Is the abyss looking back into me? Not sure.
Yahoo Movie Mom, I respectfully disagree.
There’s a certain sense of dread and sadness that I feel when Netflix rentals arrive in the mail. This sense was only amplified when I tore open an envelope to reveal this piece of work and I wish I was wrong about it. I really, really wish I had something nice to say.
Bratz, in case you don’t know, are a bunch of dolls that have freaky overlarge heads and crackhead eyes that sell like hotcakes to little girls. Of course they had to have a live-action movie tie-in; that’s pure, good business sense, right?
The overwhelming theme of the movie is to stay true to oneself and to overcome the power of cliques; each of the Bratz has talents in a specific area that a snobby girl at their new high school uses to force them into specific social groups. Two years down the line, they never talk and it takes a school food fight to reconcile the friends. The snobby, authoritarian girl at the school will not let them flaunt the rules as such, however, and most of the movie is devoted to the Bratz versus Snob Girl.
Try as I might I can’t look back to my teen/tween years and imagine liking this at all. For all the schmaltz about “best friends forever!” and “loving yourself for who you are” the movie’s chock full of non-acceptance; geeks are given makeovers, the math nerd who the brainy Brat falls for has his glasses pulled by her immediately. Honestly, for all the movie’s exhortations that it is about self-love and acceptance, it’s too shallow to get that far. It’s more about the pretty costumes and stupid jokes it’s busy cracking, too busy patting itself on the back for including relatable girls from all backgrounds, too intensely focused on the girls’ bond that seems sealed as much by fashion as it is by some semblance of friendship.
I’m tired of watching movies made for little girls and grown-up girls that focus on the healing power of chit-chat about lip gloss or picking out stylish outfits together. One girl is into science and math; one is a talented soccer player; one is into journalism and singing and the last is a cheerleader extraordinaire. Yet the girls spent countless hours – as much time as they do, if not more, on their own personal strengths, talking about lip gloss and high heels and perfect accessories. Look, I don’t doubt this is important to women. Stupid lip glosses are important to me – I recently found the perfect shade of apricot lip gloss, but I didn’t spend twenty minutes waxing poetic about it to my best friend and I never did when I was in junior high.
I long for a movie for girls that does not push this stuff on them hand over fist. I can’t imagine the target audience for Bratz is actually high-school age, probably younger – and while there’s nothing wrong with being obsessed with fashion, I’m tired of almost every female character I watch in movies – for young women and old – seemingly driven and obsessed by something as perfunctory as mascara. Clothes and makeup are but one part of life for anyone and I wish… I really wish… that some movies really and truly reflected that for women.

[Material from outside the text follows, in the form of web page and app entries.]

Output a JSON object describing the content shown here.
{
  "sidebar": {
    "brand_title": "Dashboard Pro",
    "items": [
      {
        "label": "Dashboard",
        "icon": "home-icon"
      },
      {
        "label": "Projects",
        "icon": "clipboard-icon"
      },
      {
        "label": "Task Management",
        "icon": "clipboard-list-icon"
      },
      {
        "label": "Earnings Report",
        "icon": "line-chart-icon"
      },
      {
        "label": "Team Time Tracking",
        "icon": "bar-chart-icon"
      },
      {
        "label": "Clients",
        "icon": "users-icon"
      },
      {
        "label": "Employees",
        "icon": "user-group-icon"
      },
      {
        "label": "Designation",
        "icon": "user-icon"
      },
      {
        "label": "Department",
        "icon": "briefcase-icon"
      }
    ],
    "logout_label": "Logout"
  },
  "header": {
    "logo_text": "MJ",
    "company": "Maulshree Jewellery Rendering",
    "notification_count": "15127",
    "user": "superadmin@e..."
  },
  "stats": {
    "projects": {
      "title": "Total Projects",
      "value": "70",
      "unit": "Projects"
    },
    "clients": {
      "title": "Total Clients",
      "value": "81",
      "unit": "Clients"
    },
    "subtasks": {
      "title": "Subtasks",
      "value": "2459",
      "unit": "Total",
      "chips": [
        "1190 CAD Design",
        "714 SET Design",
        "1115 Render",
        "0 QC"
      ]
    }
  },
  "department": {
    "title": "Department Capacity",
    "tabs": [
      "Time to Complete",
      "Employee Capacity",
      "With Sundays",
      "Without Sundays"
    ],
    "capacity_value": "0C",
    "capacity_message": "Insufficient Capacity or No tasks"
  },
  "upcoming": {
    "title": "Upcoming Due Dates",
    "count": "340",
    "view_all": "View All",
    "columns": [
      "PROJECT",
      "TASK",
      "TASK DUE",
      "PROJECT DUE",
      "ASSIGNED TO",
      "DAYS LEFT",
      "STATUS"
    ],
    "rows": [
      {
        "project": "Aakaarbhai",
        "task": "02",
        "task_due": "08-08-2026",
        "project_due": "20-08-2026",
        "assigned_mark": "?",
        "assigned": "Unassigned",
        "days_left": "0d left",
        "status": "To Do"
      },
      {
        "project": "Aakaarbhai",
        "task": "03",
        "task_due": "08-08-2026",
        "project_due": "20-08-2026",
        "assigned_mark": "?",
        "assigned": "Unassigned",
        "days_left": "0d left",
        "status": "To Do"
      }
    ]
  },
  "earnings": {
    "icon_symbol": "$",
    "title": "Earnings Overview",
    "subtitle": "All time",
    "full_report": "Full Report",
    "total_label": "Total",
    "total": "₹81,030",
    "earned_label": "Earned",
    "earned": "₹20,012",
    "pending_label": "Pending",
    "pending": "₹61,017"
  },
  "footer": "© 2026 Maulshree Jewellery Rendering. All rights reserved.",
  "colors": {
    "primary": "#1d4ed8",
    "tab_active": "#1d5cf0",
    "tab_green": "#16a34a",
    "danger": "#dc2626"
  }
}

And while the Bratz girls fall apart at the seams, they’re too perfect to feel real. The ending of the movie, where the girls form some sort of super singing group to defeat the Snob Girl at the talent show, simultaneously gain acceptance from their parents and win the approval of their school just feels hollow and stupid. Perhaps I shouldn’t hold it to higher standards, but it’s boring and lame. If I were twelve? I would’ve rather watched The Blues Brothers, but then again, I was a weird kid, I suppose. It’s so heavy on the schmaltz you feel almost like you’re in a sugar-coma by the end of the flick and there’s nothing satisfying about it.
I suppose kids might find it feel-good, or inspiring, or whatever, but I just see another marketing tie-in with a thin veneer of self-help babble laid over the top.